The final set of seven recurrence, six treatment and five reference genes were then independently evaluated in 1,436 stage II colon cancer patients in the QUASAR validation study. This international, multi-center randomized trial examined the benefit associated with adjuvant 5FU/LV. The majority of samples for this analysis of the Oncotype DX colon cancer test are from the United Kingdom. Gene expression was quantified by RT-PCR from manually microdissected fixed paraffin-embedded primary colon cancer tissue, and recurrence-free interval, disease-free survival and overall survival were analyzed using Cox regression.
The Quasar study abstract and data presented during ASCO's presscast are available at www.asco.org.
About Genomic Health
Genomic Health, Inc. (Nasdaq: GHDX - News) is a life science company focused on the development and commercialization of genomic-based clinical laboratory services for cancer that allow physicians and patients to make individualized treatment decisions. In 2004, Genomic Health launched its first test, the Oncotype DX breast cancer test, which has been shown to predict the likelihood of breast cancer recurrence and the likelihood of chemotherapy benefit in a large portion of early-stage breast cancer patients. The company was founded in 2000 and is located in Redwood City, California. For more information, please visit http://www.genomichealth.com.

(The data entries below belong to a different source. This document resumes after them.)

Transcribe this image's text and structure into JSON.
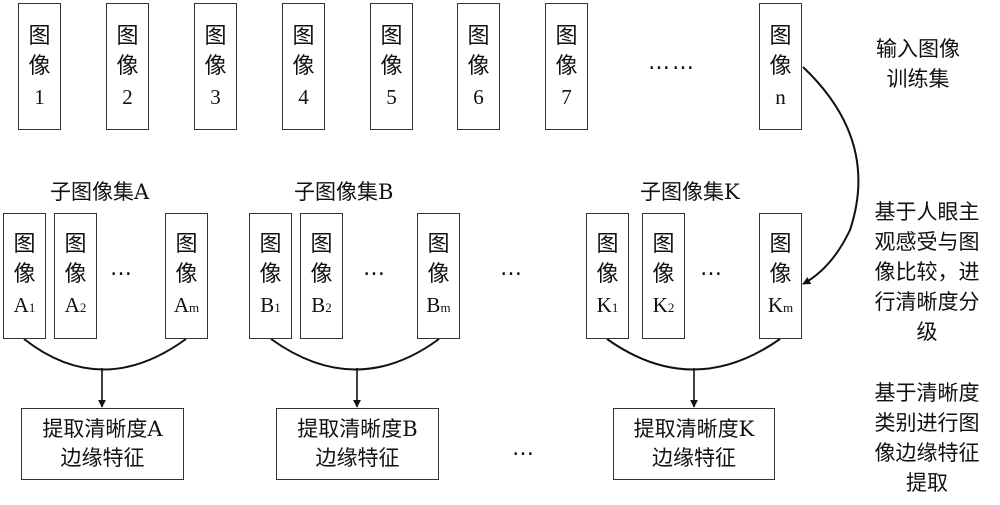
{
  "training_set": {
    "images": [
      {
        "char1": "图",
        "char2": "像",
        "index": "1"
      },
      {
        "char1": "图",
        "char2": "像",
        "index": "2"
      },
      {
        "char1": "图",
        "char2": "像",
        "index": "3"
      },
      {
        "char1": "图",
        "char2": "像",
        "index": "4"
      },
      {
        "char1": "图",
        "char2": "像",
        "index": "5"
      },
      {
        "char1": "图",
        "char2": "像",
        "index": "6"
      },
      {
        "char1": "图",
        "char2": "像",
        "index": "7"
      },
      {
        "char1": "图",
        "char2": "像",
        "index": "n"
      }
    ],
    "ellipsis": "……",
    "label_line1": "输入图像",
    "label_line2": "训练集"
  },
  "subsets": [
    {
      "title": "子图像集A",
      "images": [
        {
          "char1": "图",
          "char2": "像",
          "letter": "A",
          "sub": "1"
        },
        {
          "char1": "图",
          "char2": "像",
          "letter": "A",
          "sub": "2"
        },
        {
          "char1": "图",
          "char2": "像",
          "letter": "A",
          "sub": "m"
        }
      ],
      "ellipsis": "…",
      "extract_line1": "提取清晰度A",
      "extract_line2": "边缘特征"
    },
    {
      "title": "子图像集B",
      "images": [
        {
          "char1": "图",
          "char2": "像",
          "letter": "B",
          "sub": "1"
        },
        {
          "char1": "图",
          "char2": "像",
          "letter": "B",
          "sub": "2"
        },
        {
          "char1": "图",
          "char2": "像",
          "letter": "B",
          "sub": "m"
        }
      ],
      "ellipsis": "…",
      "extract_line1": "提取清晰度B",
      "extract_line2": "边缘特征"
    },
    {
      "title": "子图像集K",
      "images": [
        {
          "char1": "图",
          "char2": "像",
          "letter": "K",
          "sub": "1"
        },
        {
          "char1": "图",
          "char2": "像",
          "letter": "K",
          "sub": "2"
        },
        {
          "char1": "图",
          "char2": "像",
          "letter": "K",
          "sub": "m"
        }
      ],
      "ellipsis": "…",
      "extract_line1": "提取清晰度K",
      "extract_line2": "边缘特征"
    }
  ],
  "between_subsets_ellipsis": "…",
  "between_extract_ellipsis": "…",
  "step2_label": [
    "基于人眼主",
    "观感受与图",
    "像比较，进",
    "行清晰度分",
    "级"
  ],
  "step3_label": [
    "基于清晰度",
    "类别进行图",
    "像边缘特征",
    "提取"
  ]
}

This press release contains forward-looking statements within the meaning of the Private Securities Litigation Reform Act of 1995, including statements relating to the applicability of clinical study results to actual outcomes; the company's plans to commercialize a test for colon cancer and the proposed timing of such commercialization; the company's beliefs regarding the benefits of a test for colon cancer and the belief that Oncotype DX should be integrated into standard breast cancer treatment planning for patients in Japan. Forward-looking statements are subject to risks and uncertainties that could cause actual results to differ materially, and reported results should not be considered as an indication of future performance. These risks and uncertainties include, but are not limited to: The risks associated with commercialization of a new test; the risk that the company may not obtain or maintain sufficient levels of reimbursement for its tests; the risks and uncertainties associated with the regulation of its tests; the applicability of clinical study results to actual outcomes; and the other risks set forth in the company's filings with the Securities and Exchange Commission, including the risks set forth in the company's Quarterly Report on Form 10-Q for the quarter ended March 31, 2009. These forward-looking statements speak only as of the date hereof. Genomic Health disclaims any obligation to update these forward-looking statements.
NOTE: The Genomic Health logo, Oncotype, Oncotype DX and Recurrence Score are trademarks or registered trademarks of Genomic Health, Inc. All other trademarks and service marks are the property of their respective owners.